A fascination with the undead has a chokehold on America’s mainstream media; you can’t walk into a theatre without seeing fangs on this or that poster or an “I <3 Zombies” written across the chest of a t-shirt. Every other display in a bookstore is laden with survival guides and love stories featuring these monsters. Granted, it is rather close to Halloween, but you catch my drift.
Since it is so close to the beloved holiday, I decided to jump on the bandwagon and pick up a zombie novel. Because they haven’t started sparkling yet.
“World War Z: An Oral History of the Zombie War,” written by Max Brooks, came out in September 2006 and was published by Three Rivers Press.
“World War Z” immediately sets itself apart from other novels because of the formatting; the novel is a collection of interviews of the survivors of the Zombie War that plagued the world for a little over a decade, and still isn’t quite over.
In the introduction, the narrator tells his reader that he was collecting data and felt he shouldn’t have to cut out the personal side of the apocalyptic event, and thusly, he compiled a novel. There are several chapters that divide the war into phases.
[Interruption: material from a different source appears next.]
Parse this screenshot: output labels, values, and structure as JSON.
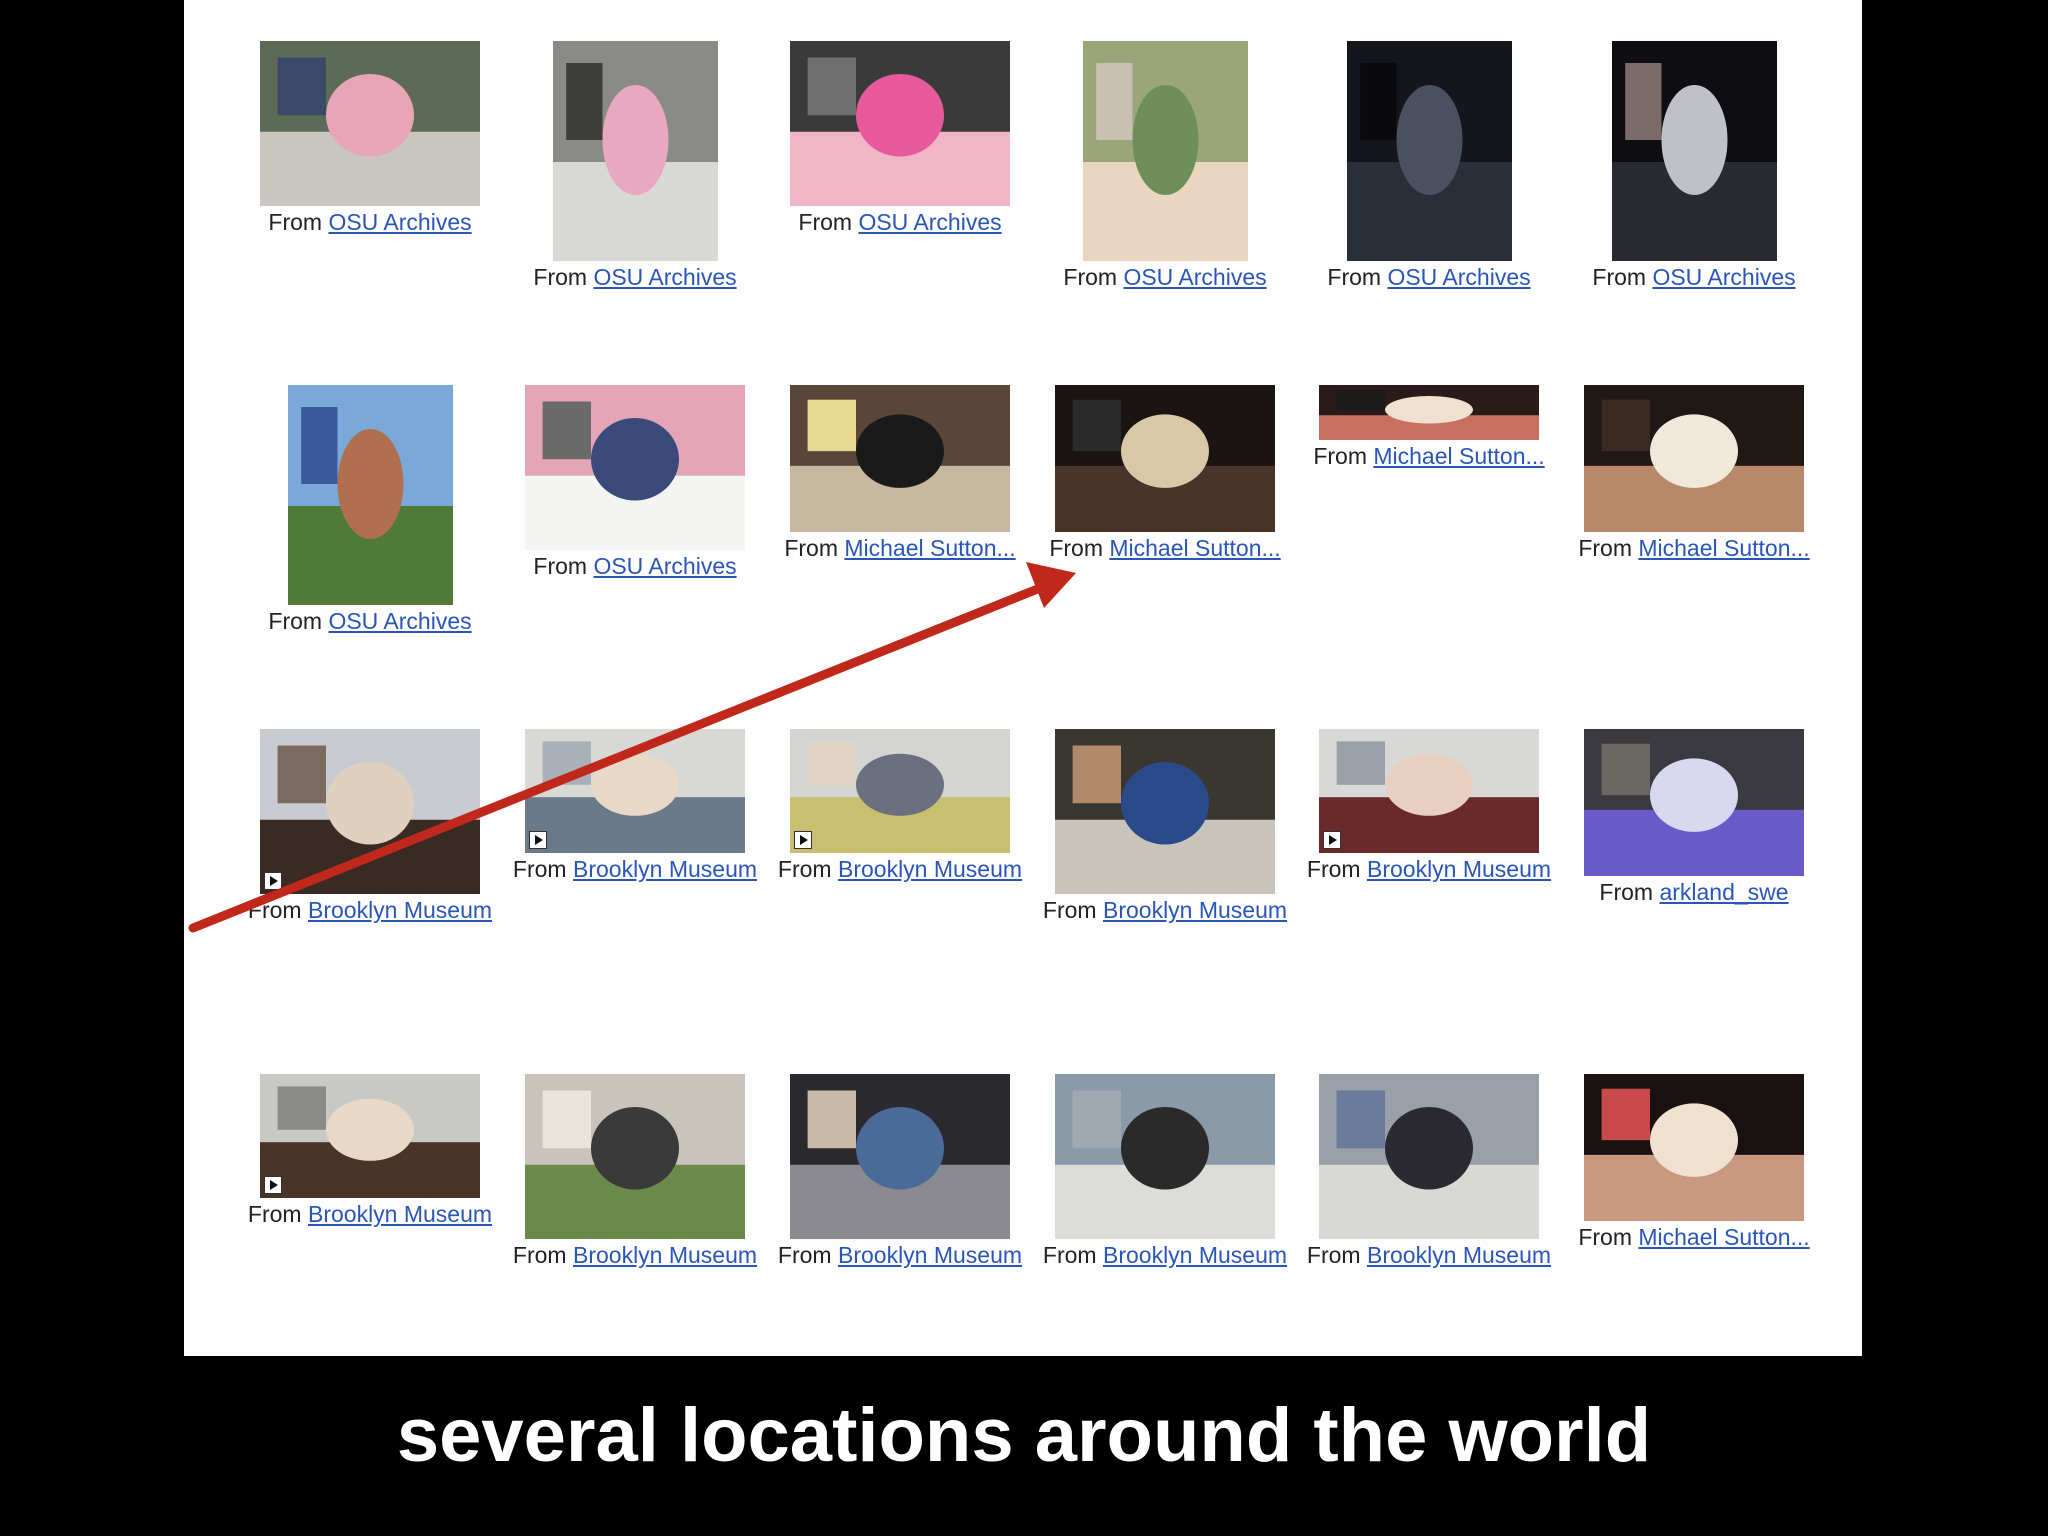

The novel begins with the section titled “Warnings” that contains interviews of people that witnessed the beginnings of the plague and follows the war to end with “Good-byes,” a section full of small messages of people hopeful for the future, regretting the past, etc.
The interviews are conducted all over the world and the survivors are vastly different from one another, each adding a different perspective and another piece to the chaos that was WWZ. The reader is introduced to prewar drug smugglers, military men and women, and government officials. The narrator interviews a wealthy pharmacist who didn’t lie about how his miracle drug could prevent infection; a young woman who has the mind of a 4-year-old due to post-traumatic stress; and a genius strategist who figured out that the most efficient way to begin saving a country’s population would involve sacrificing half of it.
It may be in poor taste not to mention flaws of a novel during its review, but the ones I noticed were few and far between. The narrator is a little opinionated at times, and there is a nagging question that is never answered, but the stories make up for these little things. And the stories really are the point; Brooks doesn’t bog you down with context or dialects, just honest stories from over 60 individuals that lived through the Z war.
Why you should pick up this book (or perhaps why you shouldn’t): it psychologically freaks you out. Etched in the stories, especially at the beginning, is a fear – the helpless, hopeless fear that comes with not knowing how to fight the threat and having nowhere to run because the threat is everywhere.